# Tail the logs to watch the sync process
tail -f log.txt
2018-08-13T09:42:10.168 initializing chain plugin
2018-08-13T09:42:10.170 Hard replay requested: deleting state database
2018-08-13T09:42:10.171 Recovering Block Log...
2018-08-13T09:42:10.171 Moved existing blocks directory to backup location: '/mnt/blocks-2018-08-13T09:42:10.171'
2018-08-13T09:42:10.172 Reconstructing '/mnt/blocks/blocks.log' from backed up block log
2018-08-13T09:44:33.490 Existing block log was undamaged. Recovered all irreversible blocks up to block number 10887835.
2018-08-13T09:44:33.493 Reversible blocks database was not corrupted. Copying from backup to blocks directory.
2018-08-13T09:44:38.833 Log is nonempty
2018-08-13T09:44:38.833 Index is empty
2018-08-13T09:44:38.833 Reconstructing Block Log Index...
...
2018-08-13T09:47:12.722 No head block in fork db, perhaps we need to replay
2018-08-13T09:47:12.722 Initializing new blockchain with genesis state
2018-08-13T09:47:12.755 existing block log, attempting to replay 10887835 blocks
    140700 of 10887835

How Long To Replay?

Once you kick off the hard-replay, the sync will take hours. Exactly how long is dependent on your system configuration. The replay process is mostly CPU bound, as nodeos is single threaded the important factor is your CPU clock speed, not the overall number of cores.

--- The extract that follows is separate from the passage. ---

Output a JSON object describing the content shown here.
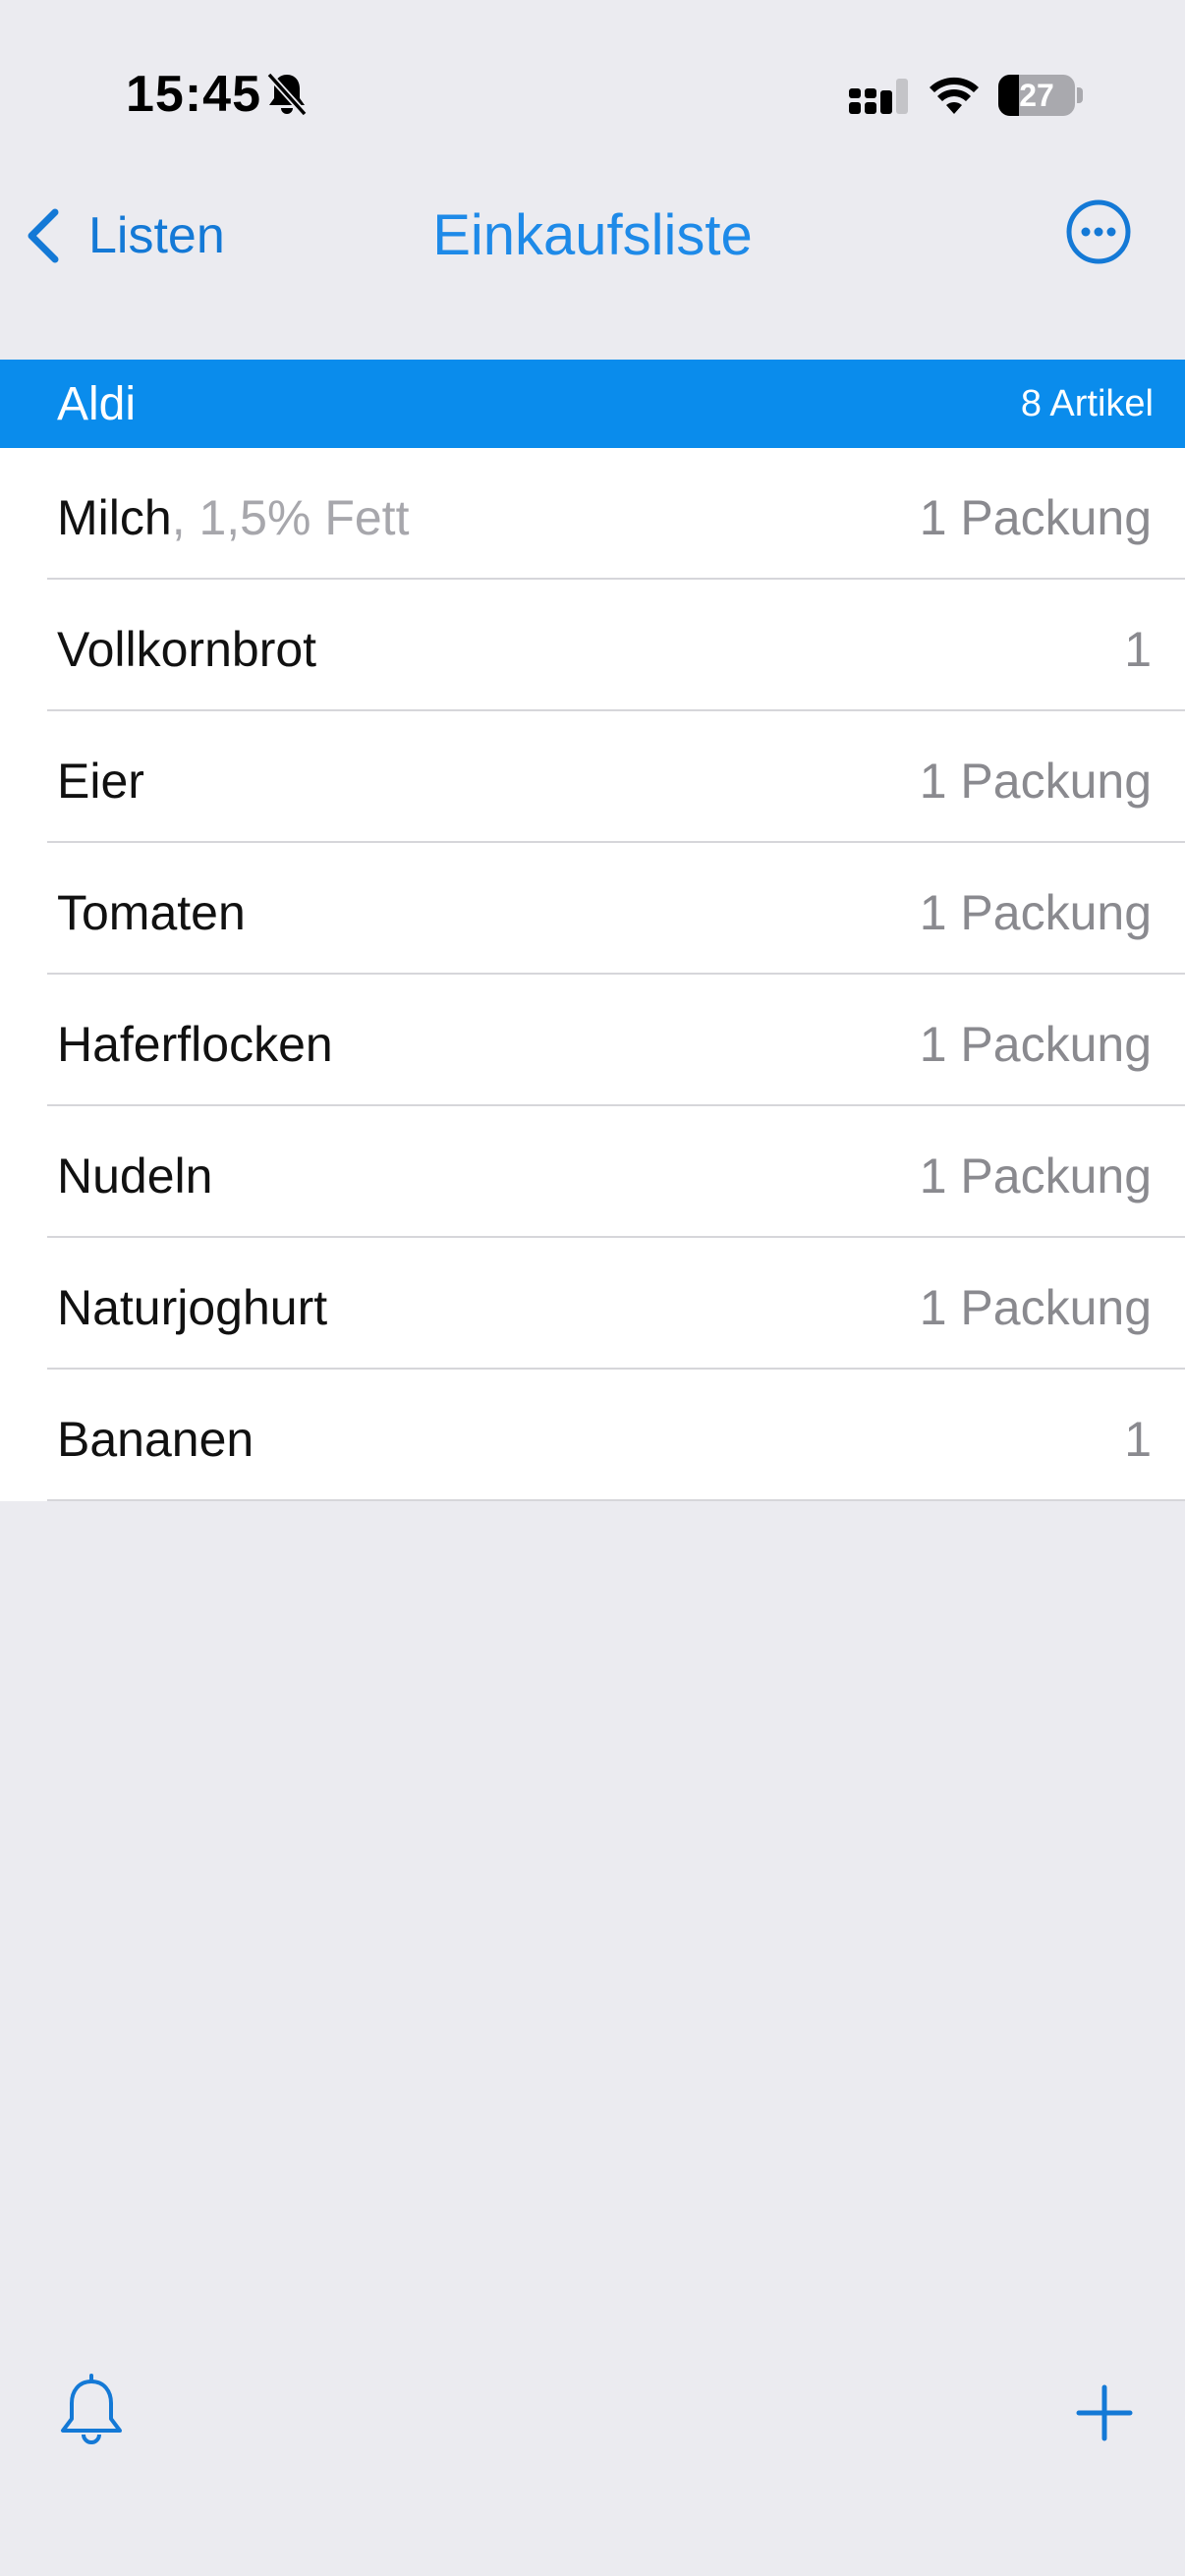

When you replay, you should follow the nodeos log. The code snippet on the left shows you an example of the log messages that you should see when you execute the hard-replay. After the initial validation you get a progress output to give you a better indication of the time it will take.